…use two gas turbines that feed their hot exhaust into a heat recovery steam generator (HRSG), powering a traditional steam turbine. As a result, all the equipment necessary to handle steam is required, such as boiler drums, condensers, pumps, and cooling towers.
…reliability, availability, and heat rate… Some areas to focus on include pumps, cooling towers, boiler drums, steam leaks, and tube fouling.
Pumps, especially critical ones:
…will likely have continuous vibration monitoring to detect and predict bearing and seal failure, and other problems.
…gathers data from these transmitters and provides analytics to detect problems at their earliest stages, such as increasing vibration noise from a motor bearing.
Similarly, fans on cooling towers can be instrumented with wireless vibration monitoring instruments to spot problems early and avoid unplanned shutdowns.
Boiler drums must maintain critical water levels.
Guided wave radar transmitters are available, and some include a digital technology specifically designed for drum level called dynamic vapor compensation.

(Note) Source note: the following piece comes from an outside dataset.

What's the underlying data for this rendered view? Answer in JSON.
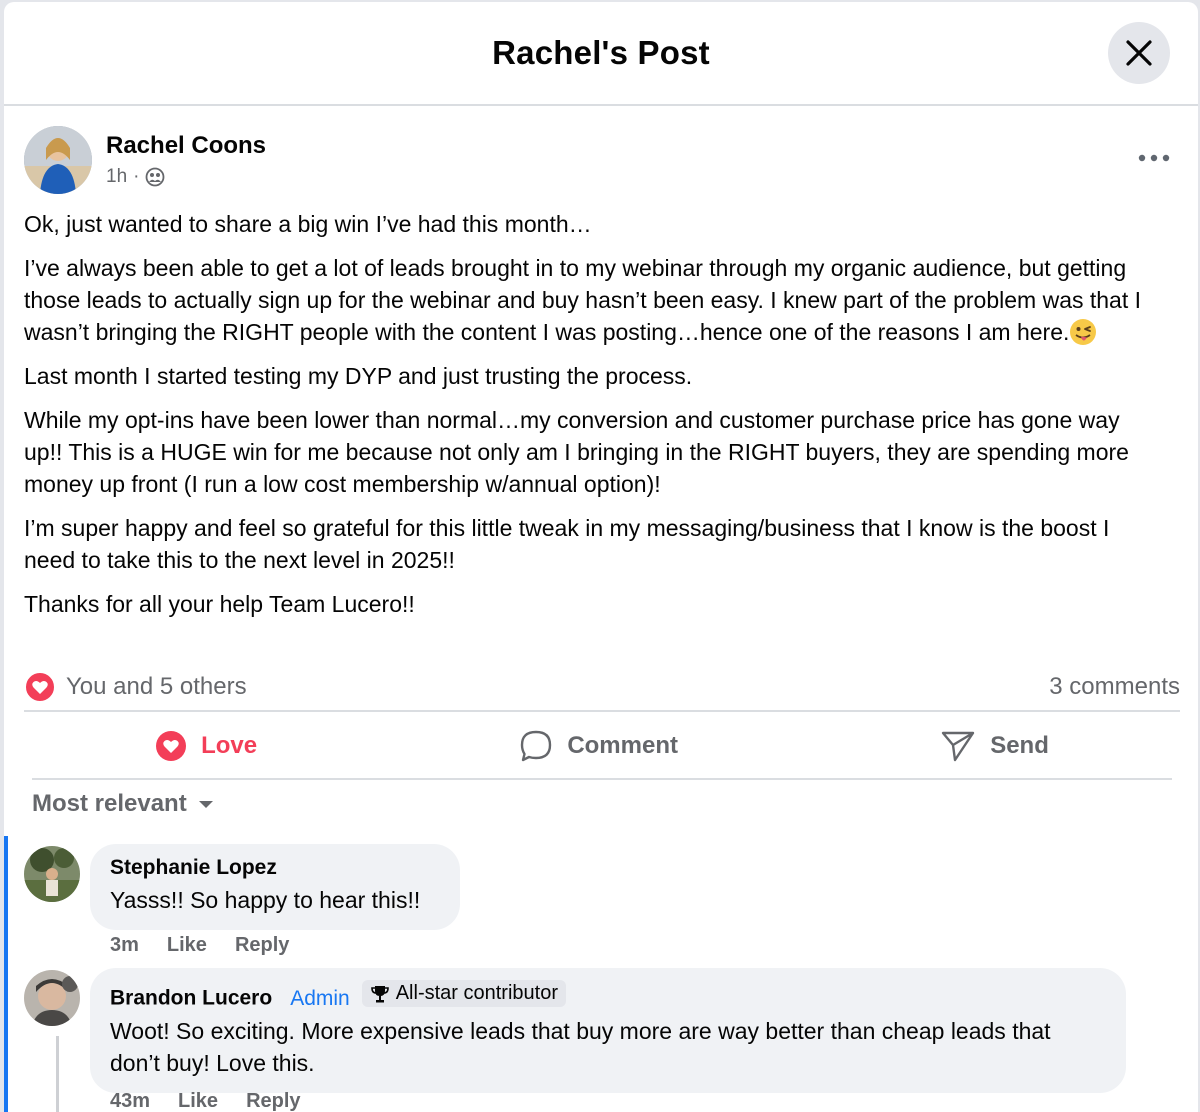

This technology reduces the level measurement error to less than 2%, even in dynamic conditions, while eliminating the maintenance problems related to traditional level measurement solutions.
Steam created drives the HRSG. Steam lost through leaky valves or steam traps wastes energy. Wireless acoustic monitoring devices can continuously monitor and identify leaks before excessive energy is lost.
Read the article for more on ways to identify tube HRSG tube fouling using wireless differential pressure transmitters and how analytics software uses the data collected to provide process experts the insights to maximize efficiency and reliability.